■ EXERCISE INPUTS
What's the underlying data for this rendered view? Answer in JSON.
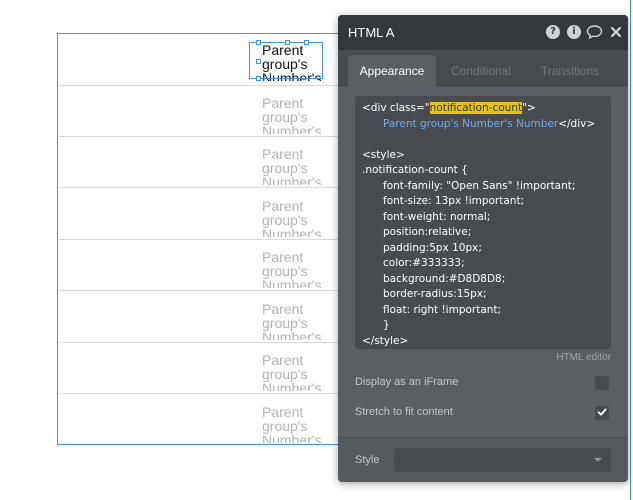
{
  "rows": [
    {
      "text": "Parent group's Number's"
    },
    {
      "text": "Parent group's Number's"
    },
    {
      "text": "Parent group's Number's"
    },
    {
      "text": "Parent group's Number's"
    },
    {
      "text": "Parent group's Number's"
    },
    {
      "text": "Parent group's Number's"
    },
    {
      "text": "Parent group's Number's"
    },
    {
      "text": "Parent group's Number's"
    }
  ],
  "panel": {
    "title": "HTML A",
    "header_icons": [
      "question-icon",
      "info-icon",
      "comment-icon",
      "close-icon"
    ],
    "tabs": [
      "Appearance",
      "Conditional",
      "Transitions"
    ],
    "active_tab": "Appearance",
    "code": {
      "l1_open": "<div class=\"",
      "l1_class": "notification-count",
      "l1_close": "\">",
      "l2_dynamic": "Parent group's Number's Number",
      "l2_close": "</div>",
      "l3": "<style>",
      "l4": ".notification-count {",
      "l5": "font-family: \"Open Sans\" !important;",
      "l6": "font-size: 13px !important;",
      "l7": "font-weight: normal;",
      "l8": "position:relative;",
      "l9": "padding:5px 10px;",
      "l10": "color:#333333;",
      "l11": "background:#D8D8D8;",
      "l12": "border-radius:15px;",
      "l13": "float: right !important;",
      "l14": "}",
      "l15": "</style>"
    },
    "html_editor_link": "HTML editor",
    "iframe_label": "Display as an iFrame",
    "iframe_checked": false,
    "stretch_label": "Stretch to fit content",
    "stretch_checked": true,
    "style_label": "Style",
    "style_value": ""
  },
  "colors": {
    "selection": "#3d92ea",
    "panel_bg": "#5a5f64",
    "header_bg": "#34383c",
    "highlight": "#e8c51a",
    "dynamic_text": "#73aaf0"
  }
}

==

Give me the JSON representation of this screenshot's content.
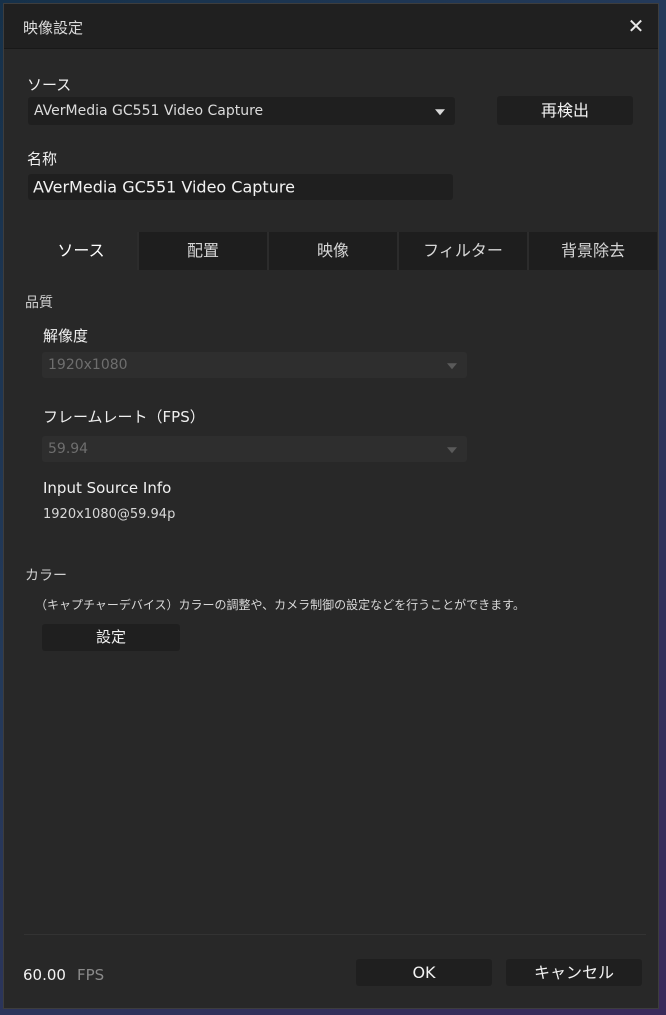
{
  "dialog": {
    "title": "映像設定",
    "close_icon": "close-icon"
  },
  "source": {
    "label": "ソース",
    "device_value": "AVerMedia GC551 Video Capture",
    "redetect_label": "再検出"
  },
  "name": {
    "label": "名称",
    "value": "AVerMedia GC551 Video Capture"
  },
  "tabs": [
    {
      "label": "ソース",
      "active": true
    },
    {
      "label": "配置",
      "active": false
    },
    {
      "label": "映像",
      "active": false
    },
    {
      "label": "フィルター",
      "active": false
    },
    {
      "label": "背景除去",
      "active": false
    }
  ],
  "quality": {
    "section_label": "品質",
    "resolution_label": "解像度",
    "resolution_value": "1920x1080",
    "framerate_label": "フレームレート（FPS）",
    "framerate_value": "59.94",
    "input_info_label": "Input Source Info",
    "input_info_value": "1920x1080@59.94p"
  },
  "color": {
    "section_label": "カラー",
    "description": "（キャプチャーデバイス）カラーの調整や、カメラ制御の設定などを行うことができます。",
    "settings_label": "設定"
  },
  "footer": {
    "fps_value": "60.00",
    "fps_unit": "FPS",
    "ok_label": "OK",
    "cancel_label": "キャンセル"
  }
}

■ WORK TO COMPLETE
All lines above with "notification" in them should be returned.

■ RESPONSE TO THIS TASK
      "l1_class": "notification-count",
      "l4": ".notification-count {",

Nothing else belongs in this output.